“I will be well chaperoned,” grins Mr. K. “Both Emma and Hettie will protect me from becoming Madame Tetrazzini’s prey.”
John smiles. “The last time Lucius Lamar was in San Antonio,” John smiles, “he told me his oldest two children received quite an education from Madame Tetrazzini. They were staying on the same floor in a hotel in Mexico City, and he caught the two peering through the keyhole to an adjoining room. Her hotel room.”
The Colonel laughs. “No need ever to explain the birds and bees to them.”
The topics of the conversation in this chapter all are based on actual events occurring during February and March of 1913. The strong-willed Emma Koehler seems a woman who would want some property in her own name, particularly if she were not clueless about her husband’s wandering ways.
Governor Colquitt’s Alamobsessive (my portmanteau) behavior battling the Daughters of the Republic of Texas likely triggered his quixotic quest for Santa Anna’s artificial limb. While the author has no idea how many citizens purchased advanced admission to the proposed Alamo Heroes Monument, she does know they never were able to use their tickets in what proved to be a pipe dream of Emil Locke.

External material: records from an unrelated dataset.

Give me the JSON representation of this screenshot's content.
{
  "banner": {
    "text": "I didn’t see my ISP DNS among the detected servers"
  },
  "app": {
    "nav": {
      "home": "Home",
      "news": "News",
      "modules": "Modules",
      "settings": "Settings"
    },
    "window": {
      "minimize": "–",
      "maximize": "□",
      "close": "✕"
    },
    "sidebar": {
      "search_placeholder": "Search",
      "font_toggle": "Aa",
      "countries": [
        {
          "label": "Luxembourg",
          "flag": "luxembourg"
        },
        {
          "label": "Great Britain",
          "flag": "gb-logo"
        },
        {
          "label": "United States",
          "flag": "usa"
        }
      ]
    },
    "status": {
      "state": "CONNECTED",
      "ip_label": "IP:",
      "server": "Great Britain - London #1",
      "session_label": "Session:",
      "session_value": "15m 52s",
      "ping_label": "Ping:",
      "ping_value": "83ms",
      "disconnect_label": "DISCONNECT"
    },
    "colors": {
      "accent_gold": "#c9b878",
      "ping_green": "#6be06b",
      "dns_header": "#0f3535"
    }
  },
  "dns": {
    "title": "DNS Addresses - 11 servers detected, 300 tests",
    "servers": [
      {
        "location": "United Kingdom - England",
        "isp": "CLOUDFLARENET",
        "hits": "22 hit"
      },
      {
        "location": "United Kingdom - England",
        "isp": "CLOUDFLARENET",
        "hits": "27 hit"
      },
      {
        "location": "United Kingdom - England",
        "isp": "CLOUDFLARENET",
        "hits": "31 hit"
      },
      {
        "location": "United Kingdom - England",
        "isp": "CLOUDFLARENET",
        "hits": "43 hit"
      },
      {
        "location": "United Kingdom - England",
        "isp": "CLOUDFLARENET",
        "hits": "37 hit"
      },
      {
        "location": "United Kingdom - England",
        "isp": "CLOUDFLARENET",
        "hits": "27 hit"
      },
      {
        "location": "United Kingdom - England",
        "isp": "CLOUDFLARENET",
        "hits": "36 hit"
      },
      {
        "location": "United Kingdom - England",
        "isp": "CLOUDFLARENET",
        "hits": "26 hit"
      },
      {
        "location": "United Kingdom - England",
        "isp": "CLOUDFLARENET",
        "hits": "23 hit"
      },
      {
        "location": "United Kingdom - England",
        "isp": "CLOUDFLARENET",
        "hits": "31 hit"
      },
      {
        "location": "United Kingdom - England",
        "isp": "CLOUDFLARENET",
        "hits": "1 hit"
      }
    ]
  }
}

The only portion of the chapter not drawn directly from news stories is the next to the last paragraph. The Mister’s grandmother, Virginia Lamar Hornor (1895-1988), often repeated her story of being caught peeping into the talented but notorious Madame Tetrazzini’s quarters in Mexico City.